The job of making the Insignia not just better but also more relevant in a market slowly falling out of love with non-premium flagships like this was considerable.
For the most part, with the stakes impossibly high, Vauxhall can consider its job well executed. No one – not buyer nor dealer nor tyre-kicker – could move from old to new and fail to commend the differences. In places, it feels like the manufacturer has gone all out: the model could hardly be larger, prettier or priced more affordably.
Those virtues alone – on top of a huge customer base – ought to ensure continued big-volume success.
Conquest sales might be trickier, though. For all its enhancements, the Insignia hasn’t fallen far from the tree.
There are better and more economical cars to drive, just as there are nicer, finer-feeling ones to sit in.
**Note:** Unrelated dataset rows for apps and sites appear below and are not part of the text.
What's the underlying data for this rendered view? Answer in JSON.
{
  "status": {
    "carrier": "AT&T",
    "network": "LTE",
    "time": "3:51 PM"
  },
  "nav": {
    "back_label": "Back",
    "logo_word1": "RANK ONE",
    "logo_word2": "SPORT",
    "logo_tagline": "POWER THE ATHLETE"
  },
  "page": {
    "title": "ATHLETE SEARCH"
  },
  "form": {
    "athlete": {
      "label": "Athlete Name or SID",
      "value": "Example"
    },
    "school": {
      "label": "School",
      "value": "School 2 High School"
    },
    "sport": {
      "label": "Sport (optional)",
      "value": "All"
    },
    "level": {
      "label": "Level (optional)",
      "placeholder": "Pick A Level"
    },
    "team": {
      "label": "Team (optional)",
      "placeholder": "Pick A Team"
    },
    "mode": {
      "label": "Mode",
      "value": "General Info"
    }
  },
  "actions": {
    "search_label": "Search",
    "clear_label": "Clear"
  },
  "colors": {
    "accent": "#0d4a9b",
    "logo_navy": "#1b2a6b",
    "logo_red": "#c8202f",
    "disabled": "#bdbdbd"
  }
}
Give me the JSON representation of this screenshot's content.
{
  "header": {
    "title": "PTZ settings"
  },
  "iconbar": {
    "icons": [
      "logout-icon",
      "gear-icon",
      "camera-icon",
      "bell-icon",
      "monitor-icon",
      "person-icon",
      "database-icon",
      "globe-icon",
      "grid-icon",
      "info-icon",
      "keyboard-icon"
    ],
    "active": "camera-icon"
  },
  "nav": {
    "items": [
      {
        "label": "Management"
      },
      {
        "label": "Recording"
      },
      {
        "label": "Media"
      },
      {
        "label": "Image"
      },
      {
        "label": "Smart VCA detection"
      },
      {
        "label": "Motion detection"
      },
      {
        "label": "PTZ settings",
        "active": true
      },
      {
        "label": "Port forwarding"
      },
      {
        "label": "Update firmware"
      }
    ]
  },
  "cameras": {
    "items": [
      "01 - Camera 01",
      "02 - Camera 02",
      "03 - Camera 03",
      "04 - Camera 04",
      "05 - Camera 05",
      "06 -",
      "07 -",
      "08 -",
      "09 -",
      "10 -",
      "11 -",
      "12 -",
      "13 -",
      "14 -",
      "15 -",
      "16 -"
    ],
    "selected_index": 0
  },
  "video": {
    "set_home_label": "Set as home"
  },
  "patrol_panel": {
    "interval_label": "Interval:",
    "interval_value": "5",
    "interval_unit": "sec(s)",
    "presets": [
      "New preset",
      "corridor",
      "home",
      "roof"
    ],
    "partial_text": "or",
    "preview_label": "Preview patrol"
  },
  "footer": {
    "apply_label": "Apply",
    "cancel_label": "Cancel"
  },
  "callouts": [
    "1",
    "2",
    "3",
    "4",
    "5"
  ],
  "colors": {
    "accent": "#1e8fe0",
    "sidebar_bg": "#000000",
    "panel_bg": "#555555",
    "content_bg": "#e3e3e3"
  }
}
Thus, the blurry line between genuinely appealing and simply proficient at its job is still not one the Insignia motors confidently across.
Be that as it may, PSA will be delighted to find its subsidiaries’ new flagship in comparatively fine fettle.